Activity = The data below should be repeated exactly and in full.

================================

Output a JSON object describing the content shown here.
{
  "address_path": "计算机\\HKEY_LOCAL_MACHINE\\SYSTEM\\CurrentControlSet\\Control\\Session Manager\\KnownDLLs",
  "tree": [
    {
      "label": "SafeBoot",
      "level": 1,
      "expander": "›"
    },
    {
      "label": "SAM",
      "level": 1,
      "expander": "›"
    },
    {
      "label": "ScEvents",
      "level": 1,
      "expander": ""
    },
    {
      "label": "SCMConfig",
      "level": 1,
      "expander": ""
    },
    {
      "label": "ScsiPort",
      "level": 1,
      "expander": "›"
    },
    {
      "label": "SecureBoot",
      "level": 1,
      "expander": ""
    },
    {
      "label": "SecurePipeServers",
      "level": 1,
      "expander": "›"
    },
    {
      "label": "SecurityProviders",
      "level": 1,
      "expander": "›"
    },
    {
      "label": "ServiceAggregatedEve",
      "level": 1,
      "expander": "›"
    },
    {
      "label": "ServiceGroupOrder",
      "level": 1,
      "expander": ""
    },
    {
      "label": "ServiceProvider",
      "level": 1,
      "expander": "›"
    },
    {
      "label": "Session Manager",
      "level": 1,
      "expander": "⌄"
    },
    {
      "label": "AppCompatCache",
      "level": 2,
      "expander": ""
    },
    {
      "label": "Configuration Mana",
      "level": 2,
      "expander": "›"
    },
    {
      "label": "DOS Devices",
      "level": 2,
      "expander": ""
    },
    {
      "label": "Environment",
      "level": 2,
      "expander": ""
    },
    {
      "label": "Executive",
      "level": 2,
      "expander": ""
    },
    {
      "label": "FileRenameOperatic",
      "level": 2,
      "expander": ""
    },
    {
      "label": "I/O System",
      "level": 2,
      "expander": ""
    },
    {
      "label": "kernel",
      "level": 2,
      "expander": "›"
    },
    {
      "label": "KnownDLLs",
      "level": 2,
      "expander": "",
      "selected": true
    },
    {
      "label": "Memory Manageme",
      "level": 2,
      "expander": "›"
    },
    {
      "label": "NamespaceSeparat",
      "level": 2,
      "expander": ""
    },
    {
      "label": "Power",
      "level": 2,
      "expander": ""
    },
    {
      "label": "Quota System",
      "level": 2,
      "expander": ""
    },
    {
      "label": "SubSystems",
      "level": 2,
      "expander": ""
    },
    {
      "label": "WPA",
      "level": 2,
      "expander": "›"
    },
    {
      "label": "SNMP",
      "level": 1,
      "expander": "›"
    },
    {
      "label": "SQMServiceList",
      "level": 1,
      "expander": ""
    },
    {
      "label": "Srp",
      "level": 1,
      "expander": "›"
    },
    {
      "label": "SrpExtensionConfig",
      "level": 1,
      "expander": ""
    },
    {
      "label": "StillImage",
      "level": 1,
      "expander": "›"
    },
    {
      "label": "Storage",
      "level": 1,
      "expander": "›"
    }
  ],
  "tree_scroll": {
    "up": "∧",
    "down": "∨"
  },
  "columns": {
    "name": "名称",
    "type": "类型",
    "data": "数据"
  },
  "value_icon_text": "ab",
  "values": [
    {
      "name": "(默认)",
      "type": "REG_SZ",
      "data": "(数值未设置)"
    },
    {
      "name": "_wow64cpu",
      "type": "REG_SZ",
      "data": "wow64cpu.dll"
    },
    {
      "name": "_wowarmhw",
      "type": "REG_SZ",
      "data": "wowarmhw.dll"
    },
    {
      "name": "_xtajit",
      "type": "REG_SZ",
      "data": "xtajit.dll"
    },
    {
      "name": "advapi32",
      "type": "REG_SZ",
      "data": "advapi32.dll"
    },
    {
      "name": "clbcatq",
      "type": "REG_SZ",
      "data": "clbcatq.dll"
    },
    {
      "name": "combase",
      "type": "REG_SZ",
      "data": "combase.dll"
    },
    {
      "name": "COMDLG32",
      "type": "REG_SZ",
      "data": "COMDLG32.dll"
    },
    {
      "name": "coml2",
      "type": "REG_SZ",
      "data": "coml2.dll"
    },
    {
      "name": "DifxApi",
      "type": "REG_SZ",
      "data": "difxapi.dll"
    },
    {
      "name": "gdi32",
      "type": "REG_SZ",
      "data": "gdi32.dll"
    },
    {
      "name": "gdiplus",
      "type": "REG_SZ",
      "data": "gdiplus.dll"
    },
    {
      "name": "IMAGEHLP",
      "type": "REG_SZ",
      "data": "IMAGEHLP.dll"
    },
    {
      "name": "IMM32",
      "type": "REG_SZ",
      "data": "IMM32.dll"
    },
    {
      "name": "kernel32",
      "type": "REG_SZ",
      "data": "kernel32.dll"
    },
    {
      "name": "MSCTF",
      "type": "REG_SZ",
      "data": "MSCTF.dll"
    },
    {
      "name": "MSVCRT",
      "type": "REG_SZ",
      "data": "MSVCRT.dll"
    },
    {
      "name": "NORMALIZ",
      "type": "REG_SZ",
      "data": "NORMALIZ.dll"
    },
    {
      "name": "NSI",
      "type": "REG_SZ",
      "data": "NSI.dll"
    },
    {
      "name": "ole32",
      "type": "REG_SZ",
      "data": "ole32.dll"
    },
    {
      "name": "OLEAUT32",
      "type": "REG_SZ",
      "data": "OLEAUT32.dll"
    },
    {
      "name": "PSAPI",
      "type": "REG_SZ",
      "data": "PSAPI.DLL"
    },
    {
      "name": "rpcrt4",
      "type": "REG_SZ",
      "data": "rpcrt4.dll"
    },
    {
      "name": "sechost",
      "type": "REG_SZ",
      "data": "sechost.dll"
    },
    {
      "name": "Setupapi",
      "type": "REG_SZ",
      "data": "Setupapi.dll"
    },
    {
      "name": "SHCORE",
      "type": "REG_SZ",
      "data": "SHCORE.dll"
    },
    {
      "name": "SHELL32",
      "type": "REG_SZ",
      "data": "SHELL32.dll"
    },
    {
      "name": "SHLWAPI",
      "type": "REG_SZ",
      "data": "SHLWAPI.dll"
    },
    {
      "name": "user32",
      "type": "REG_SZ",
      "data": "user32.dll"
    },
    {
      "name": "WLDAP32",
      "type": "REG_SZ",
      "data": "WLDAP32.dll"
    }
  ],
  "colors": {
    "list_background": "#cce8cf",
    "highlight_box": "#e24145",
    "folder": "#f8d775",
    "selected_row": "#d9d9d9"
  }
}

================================

Expected answer =
Output a JSON object describing the content shown here.
{
  "address_path": "计算机\\HKEY_LOCAL_MACHINE\\SYSTEM\\CurrentControlSet\\Control\\Session Manager\\KnownDLLs",
  "tree": [
    {
      "label": "SafeBoot",
      "level": 1,
      "expander": "›"
    },
    {
      "label": "SAM",
      "level": 1,
      "expander": "›"
    },
    {
      "label": "ScEvents",
      "level": 1,
      "expander": ""
    },
    {
      "label": "SCMConfig",
      "level": 1,
      "expander": ""
    },
    {
      "label": "ScsiPort",
      "level": 1,
      "expander": "›"
    },
    {
      "label": "SecureBoot",
      "level": 1,
      "expander": ""
    },
    {
      "label": "SecurePipeServers",
      "level": 1,
      "expander": "›"
    },
    {
      "label": "SecurityProviders",
      "level": 1,
      "expander": "›"
    },
    {
      "label": "ServiceAggregatedEve",
      "level": 1,
      "expander": "›"
    },
    {
      "label": "ServiceGroupOrder",
      "level": 1,
      "expander": ""
    },
    {
      "label": "ServiceProvider",
      "level": 1,
      "expander": "›"
    },
    {
      "label": "Session Manager",
      "level": 1,
      "expander": "⌄"
    },
    {
      "label": "AppCompatCache",
      "level": 2,
      "expander": ""
    },
    {
      "label": "Configuration Mana",
      "level": 2,
      "expander": "›"
    },
    {
      "label": "DOS Devices",
      "level": 2,
      "expander": ""
    },
    {
      "label": "Environment",
      "level": 2,
      "expander": ""
    },
    {
      "label": "Executive",
      "level": 2,
      "expander": ""
    },
    {
      "label": "FileRenameOperatic",
      "level": 2,
      "expander": ""
    },
    {
      "label": "I/O System",
      "level": 2,
      "expander": ""
    },
    {
      "label": "kernel",
      "level": 2,
      "expander": "›"
    },
    {
      "label": "KnownDLLs",
      "level": 2,
      "expander": "",
      "selected": true
    },
    {
      "label": "Memory Manageme",
      "level": 2,
      "expander": "›"
    },
    {
      "label": "NamespaceSeparat",
      "level": 2,
      "expander": ""
    },
    {
      "label": "Power",
      "level": 2,
      "expander": ""
    },
    {
      "label": "Quota System",
      "level": 2,
      "expander": ""
    },
    {
      "label": "SubSystems",
      "level": 2,
      "expander": ""
    },
    {
      "label": "WPA",
      "level": 2,
      "expander": "›"
    },
    {
      "label": "SNMP",
      "level": 1,
      "expander": "›"
    },
    {
      "label": "SQMServiceList",
      "level": 1,
      "expander": ""
    },
    {
      "label": "Srp",
      "level": 1,
      "expander": "›"
    },
    {
      "label": "SrpExtensionConfig",
      "level": 1,
      "expander": ""
    },
    {
      "label": "StillImage",
      "level": 1,
      "expander": "›"
    },
    {
      "label": "Storage",
      "level": 1,
      "expander": "›"
    }
  ],
  "tree_scroll": {
    "up": "∧",
    "down": "∨"
  },
  "columns": {
    "name": "名称",
    "type": "类型",
    "data": "数据"
  },
  "value_icon_text": "ab",
  "values": [
    {
      "name": "(默认)",
      "type": "REG_SZ",
      "data": "(数值未设置)"
    },
    {
      "name": "_wow64cpu",
      "type": "REG_SZ",
      "data": "wow64cpu.dll"
    },
    {
      "name": "_wowarmhw",
      "type": "REG_SZ",
      "data": "wowarmhw.dll"
    },
    {
      "name": "_xtajit",
      "type": "REG_SZ",
      "data": "xtajit.dll"
    },
    {
      "name": "advapi32",
      "type": "REG_SZ",
      "data": "advapi32.dll"
    },
    {
      "name": "clbcatq",
      "type": "REG_SZ",
      "data": "clbcatq.dll"
    },
    {
      "name": "combase",
      "type": "REG_SZ",
      "data": "combase.dll"
    },
    {
      "name": "COMDLG32",
      "type": "REG_SZ",
      "data": "COMDLG32.dll"
    },
    {
      "name": "coml2",
      "type": "REG_SZ",
      "data": "coml2.dll"
    },
    {
      "name": "DifxApi",
      "type": "REG_SZ",
      "data": "difxapi.dll"
    },
    {
      "name": "gdi32",
      "type": "REG_SZ",
      "data": "gdi32.dll"
    },
    {
      "name": "gdiplus",
      "type": "REG_SZ",
      "data": "gdiplus.dll"
    },
    {
      "name": "IMAGEHLP",
      "type": "REG_SZ",
      "data": "IMAGEHLP.dll"
    },
    {
      "name": "IMM32",
      "type": "REG_SZ",
      "data": "IMM32.dll"
    },
    {
      "name": "kernel32",
      "type": "REG_SZ",
      "data": "kernel32.dll"
    },
    {
      "name": "MSCTF",
      "type": "REG_SZ",
      "data": "MSCTF.dll"
    },
    {
      "name": "MSVCRT",
      "type": "REG_SZ",
      "data": "MSVCRT.dll"
    },
    {
      "name": "NORMALIZ",
      "type": "REG_SZ",
      "data": "NORMALIZ.dll"
    },
    {
      "name": "NSI",
      "type": "REG_SZ",
      "data": "NSI.dll"
    },
    {
      "name": "ole32",
      "type": "REG_SZ",
      "data": "ole32.dll"
    },
    {
      "name": "OLEAUT32",
      "type": "REG_SZ",
      "data": "OLEAUT32.dll"
    },
    {
      "name": "PSAPI",
      "type": "REG_SZ",
      "data": "PSAPI.DLL"
    },
    {
      "name": "rpcrt4",
      "type": "REG_SZ",
      "data": "rpcrt4.dll"
    },
    {
      "name": "sechost",
      "type": "REG_SZ",
      "data": "sechost.dll"
    },
    {
      "name": "Setupapi",
      "type": "REG_SZ",
      "data": "Setupapi.dll"
    },
    {
      "name": "SHCORE",
      "type": "REG_SZ",
      "data": "SHCORE.dll"
    },
    {
      "name": "SHELL32",
      "type": "REG_SZ",
      "data": "SHELL32.dll"
    },
    {
      "name": "SHLWAPI",
      "type": "REG_SZ",
      "data": "SHLWAPI.dll"
    },
    {
      "name": "user32",
      "type": "REG_SZ",
      "data": "user32.dll"
    },
    {
      "name": "WLDAP32",
      "type": "REG_SZ",
      "data": "WLDAP32.dll"
    }
  ],
  "colors": {
    "list_background": "#cce8cf",
    "highlight_box": "#e24145",
    "folder": "#f8d775",
    "selected_row": "#d9d9d9"
  }
}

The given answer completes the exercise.